- _DATA RECORDS_

====================

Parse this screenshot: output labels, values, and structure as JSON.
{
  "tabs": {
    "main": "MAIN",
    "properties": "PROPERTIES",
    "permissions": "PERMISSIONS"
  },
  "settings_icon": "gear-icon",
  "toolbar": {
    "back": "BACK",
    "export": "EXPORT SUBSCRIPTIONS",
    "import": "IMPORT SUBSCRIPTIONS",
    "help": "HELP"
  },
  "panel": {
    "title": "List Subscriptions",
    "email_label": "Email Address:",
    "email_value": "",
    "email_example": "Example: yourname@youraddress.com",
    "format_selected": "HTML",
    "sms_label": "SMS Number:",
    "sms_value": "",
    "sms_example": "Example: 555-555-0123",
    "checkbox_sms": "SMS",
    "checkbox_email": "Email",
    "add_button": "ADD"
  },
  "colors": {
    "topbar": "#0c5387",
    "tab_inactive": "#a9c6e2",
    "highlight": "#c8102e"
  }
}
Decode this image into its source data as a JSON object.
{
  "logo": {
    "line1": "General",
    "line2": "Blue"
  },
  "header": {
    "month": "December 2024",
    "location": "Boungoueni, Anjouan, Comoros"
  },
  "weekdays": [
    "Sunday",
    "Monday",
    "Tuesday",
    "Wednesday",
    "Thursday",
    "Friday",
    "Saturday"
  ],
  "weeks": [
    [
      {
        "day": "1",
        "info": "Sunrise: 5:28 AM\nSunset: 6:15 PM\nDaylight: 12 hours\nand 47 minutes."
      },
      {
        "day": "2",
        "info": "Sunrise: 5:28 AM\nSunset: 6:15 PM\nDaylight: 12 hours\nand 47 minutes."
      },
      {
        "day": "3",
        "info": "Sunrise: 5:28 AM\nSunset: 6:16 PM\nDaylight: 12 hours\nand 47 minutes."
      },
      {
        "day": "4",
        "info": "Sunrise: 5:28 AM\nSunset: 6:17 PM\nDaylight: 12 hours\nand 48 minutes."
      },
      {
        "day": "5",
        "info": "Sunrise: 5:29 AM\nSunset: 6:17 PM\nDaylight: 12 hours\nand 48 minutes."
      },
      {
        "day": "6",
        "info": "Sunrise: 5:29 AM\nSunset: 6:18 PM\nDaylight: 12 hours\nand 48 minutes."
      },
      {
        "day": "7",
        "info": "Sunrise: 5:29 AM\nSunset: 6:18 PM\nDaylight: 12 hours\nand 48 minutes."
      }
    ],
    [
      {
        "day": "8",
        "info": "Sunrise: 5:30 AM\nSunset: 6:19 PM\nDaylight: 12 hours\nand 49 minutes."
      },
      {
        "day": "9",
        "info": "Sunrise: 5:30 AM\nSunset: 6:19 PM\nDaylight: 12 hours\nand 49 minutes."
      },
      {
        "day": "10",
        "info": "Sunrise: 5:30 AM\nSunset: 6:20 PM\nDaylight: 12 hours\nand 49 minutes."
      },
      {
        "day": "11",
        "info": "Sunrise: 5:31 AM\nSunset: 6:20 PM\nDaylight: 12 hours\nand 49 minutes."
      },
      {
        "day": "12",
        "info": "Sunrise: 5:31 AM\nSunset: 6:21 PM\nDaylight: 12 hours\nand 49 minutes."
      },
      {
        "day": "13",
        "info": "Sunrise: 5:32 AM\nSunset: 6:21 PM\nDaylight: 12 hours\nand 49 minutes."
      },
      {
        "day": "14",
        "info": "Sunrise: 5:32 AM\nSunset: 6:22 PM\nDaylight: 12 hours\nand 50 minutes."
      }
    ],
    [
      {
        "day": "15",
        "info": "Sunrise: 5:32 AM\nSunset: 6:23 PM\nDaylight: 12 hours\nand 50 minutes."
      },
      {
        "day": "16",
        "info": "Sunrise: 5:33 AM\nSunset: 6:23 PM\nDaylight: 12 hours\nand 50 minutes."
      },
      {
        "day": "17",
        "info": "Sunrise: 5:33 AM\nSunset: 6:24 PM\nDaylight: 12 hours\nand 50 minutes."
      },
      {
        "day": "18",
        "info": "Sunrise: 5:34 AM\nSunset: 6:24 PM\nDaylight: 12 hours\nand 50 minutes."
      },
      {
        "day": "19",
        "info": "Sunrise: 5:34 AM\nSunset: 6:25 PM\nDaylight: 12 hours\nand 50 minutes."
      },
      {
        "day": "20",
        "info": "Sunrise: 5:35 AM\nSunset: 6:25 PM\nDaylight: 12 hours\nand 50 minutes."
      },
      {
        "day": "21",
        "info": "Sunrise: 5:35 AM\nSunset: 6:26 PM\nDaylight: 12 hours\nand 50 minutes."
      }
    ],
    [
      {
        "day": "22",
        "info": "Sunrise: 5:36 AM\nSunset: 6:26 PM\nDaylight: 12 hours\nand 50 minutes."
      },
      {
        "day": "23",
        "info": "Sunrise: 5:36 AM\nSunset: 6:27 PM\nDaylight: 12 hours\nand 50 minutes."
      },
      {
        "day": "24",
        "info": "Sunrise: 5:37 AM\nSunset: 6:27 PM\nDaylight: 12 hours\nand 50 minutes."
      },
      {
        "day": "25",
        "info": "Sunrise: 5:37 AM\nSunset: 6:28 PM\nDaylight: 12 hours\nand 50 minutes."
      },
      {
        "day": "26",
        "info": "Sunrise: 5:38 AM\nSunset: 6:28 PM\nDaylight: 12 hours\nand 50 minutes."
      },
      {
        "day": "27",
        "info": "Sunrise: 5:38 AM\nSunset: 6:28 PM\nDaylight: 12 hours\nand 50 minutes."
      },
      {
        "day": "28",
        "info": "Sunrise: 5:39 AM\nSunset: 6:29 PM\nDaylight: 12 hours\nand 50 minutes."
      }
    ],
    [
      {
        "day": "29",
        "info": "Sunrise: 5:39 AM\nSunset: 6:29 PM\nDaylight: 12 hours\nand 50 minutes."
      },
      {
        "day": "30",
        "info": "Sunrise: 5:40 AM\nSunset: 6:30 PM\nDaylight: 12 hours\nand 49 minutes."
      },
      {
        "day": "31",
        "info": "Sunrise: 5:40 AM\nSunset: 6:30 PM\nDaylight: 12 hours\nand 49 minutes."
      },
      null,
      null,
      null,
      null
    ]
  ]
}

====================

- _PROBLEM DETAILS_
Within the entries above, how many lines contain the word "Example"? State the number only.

- _OUTPUT FOR THIS TASK_
2